Tag Archives: Darrell Shifty Powers Passes Away

Excuse Me While I Rant This Out

Staff Sergeant Darrell Shifty Powers

Staff Sergeant Darrell Shifty Powers

I have a fairly general rule when it comes to forwarded mails. They are almost immediately thrown into my recycle bin. Partly because I don’t have time to read all of the ones that are sent to me; partly because they are full of bullshit. This one contained the latter:

Darrell “Shifty” Powers was a tremendous man. A war hero, he fought in the Easy Company, 506th PIR during World War II – the group made famous by “Band of Brothers.” Regular readers know I’m an Easy-ophile, and post about them when they make news, so I wanted to read the e-mail forwarded to me (about a dozen times).

I’m not posting it here, but it is a story (possibly true) about a man who met Shifty inside the Philadelphia International Airport. Shifty appeared lost, and the man offered to help him to his plane, They got to talking, the realization of who Shifty was set in on the man, and the man offered Shifty his First Class seat.

Great story, right? Except in its first incarnation, the man who met Shifty was just some guy. Now the man has evolved into Chuck Yeager. Uh-huh. Right. I have no doubt that Shifty was a terrific man, and I have no doubt people admired him, but the whole story – if true at the time – has spun into a (truly) unbelievable tale.

The kicker, for me, is that the story ends with this:

Shifty died on Jan. l7 after fighting cancer.

Bullshit. Shifty died on June 17, 2009. I posted about it at the time, and linked the story (which did not include Chuck Yeager) at the time, too.

The morale of the story? Forwarded e-mails are mostly bullshit, so don’t waste your time sending them to me.

America Has Lost A True Hero

<i>Staff Sergeant Darrell Shifty Powers</i>

Staff Sergeant Darrell Shifty Powers

Staff Sergeant Darrell “Shifty” Powers, of Band of Brothers fame, passed away after a battle with cancer. He was 86.

Oh, and he passed away last month. Apparently, the country was too busy “mourning” Michael Jackson to take notice. We should all be ashamed of ourselves when an entertainer of questionable character is given more airtime than a genuine American hero. Darrell Powers deserved much, much better.

Here is the local newspaper article on his passing. If I may, I want to say something here. And to be honest, I am a little emotional, so it might not make a lot of sense, but I’m gonna write it, anyway.

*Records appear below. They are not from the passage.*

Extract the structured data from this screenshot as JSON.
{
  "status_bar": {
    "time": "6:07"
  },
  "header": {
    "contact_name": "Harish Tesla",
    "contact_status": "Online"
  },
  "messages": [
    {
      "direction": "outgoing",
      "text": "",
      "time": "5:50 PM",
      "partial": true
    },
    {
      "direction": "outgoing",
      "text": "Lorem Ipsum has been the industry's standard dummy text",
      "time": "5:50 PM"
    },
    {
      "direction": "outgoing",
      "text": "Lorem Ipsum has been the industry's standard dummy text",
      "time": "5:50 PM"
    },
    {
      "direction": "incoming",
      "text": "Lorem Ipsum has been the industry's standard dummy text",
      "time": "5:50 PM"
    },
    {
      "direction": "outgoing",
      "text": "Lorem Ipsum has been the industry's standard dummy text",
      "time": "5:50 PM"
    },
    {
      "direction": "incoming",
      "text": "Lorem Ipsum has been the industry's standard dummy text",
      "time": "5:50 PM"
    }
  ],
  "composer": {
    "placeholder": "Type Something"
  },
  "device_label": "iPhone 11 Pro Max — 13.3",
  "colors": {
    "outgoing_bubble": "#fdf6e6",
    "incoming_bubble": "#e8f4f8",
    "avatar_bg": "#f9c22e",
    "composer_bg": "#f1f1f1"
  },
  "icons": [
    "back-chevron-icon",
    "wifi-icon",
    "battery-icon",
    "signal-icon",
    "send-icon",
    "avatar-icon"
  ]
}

Most of you know that I am a history buff. I especially gravitate toward the World War II era. The book that really got me started on the history bandwagon was Band of Brothers. I read it before I ever saw the miniseries, and it may be my favorite book of all time. Cover to cover, I have read it over a dozen times. I also put up a few BoB banners at the old blog, if you remember. When the HBO miniseries came out, I thought, “There is no way it will be better than the book.” In my opinion, it wasn’t, but it was damned close. I immediately purchased the box set and started watching.

I have never finished it.

Like Commander Adama’s book quirk in a Battlestar Galactica episode, I also felt that if I finished the miniseries, then the entire terrific experience would end. That last DVD? Never been touched. It’s stupid, but what can I say? I’ll watch it someday, but not for a while.

Anyway, no book has touched me the way Band of Brothers has. Major Richard Winters – who lives in Lancaster, PA – is my personal hero. My greatest life dream would be to meet him and shake his hand. No discussion, no fawning, just a handshake and a big “Thank you.” He is my idol.

“Wild Bill” Guarnere lives in Philadelphia. I would love to meet him, too, but I’m just an idiot loudmouth blogger, so I keep my expectations low. While I have never met these men – Guarnere, the late Lewis Nixon, the late Carwood Lipton, and Don Malarkey – I felt like I have known them all my life. What makes them special is that they – and almost every other World War II veteran – do not believe they are special. They did their job and did it well, honors and medals be damned. We could use a few men like that today – and you’ll find them serving in our modern American military.

Darrell “Shifty” Powers didn’t believe he was better than anyone else. He didn’t believe he was special. But that attitude, backed up be heroic actions showed the rest of us that he was better; that he was special. And now he’s gone, and we cannot tell him how truly special he was.

Neptunus Lex has a terrific e-mail from someone who met Shifty. Be forewarned, though: it’s a tear-jerker.

Thank you so much for your service, Shifty. We all owe you a debt that can never be repaid.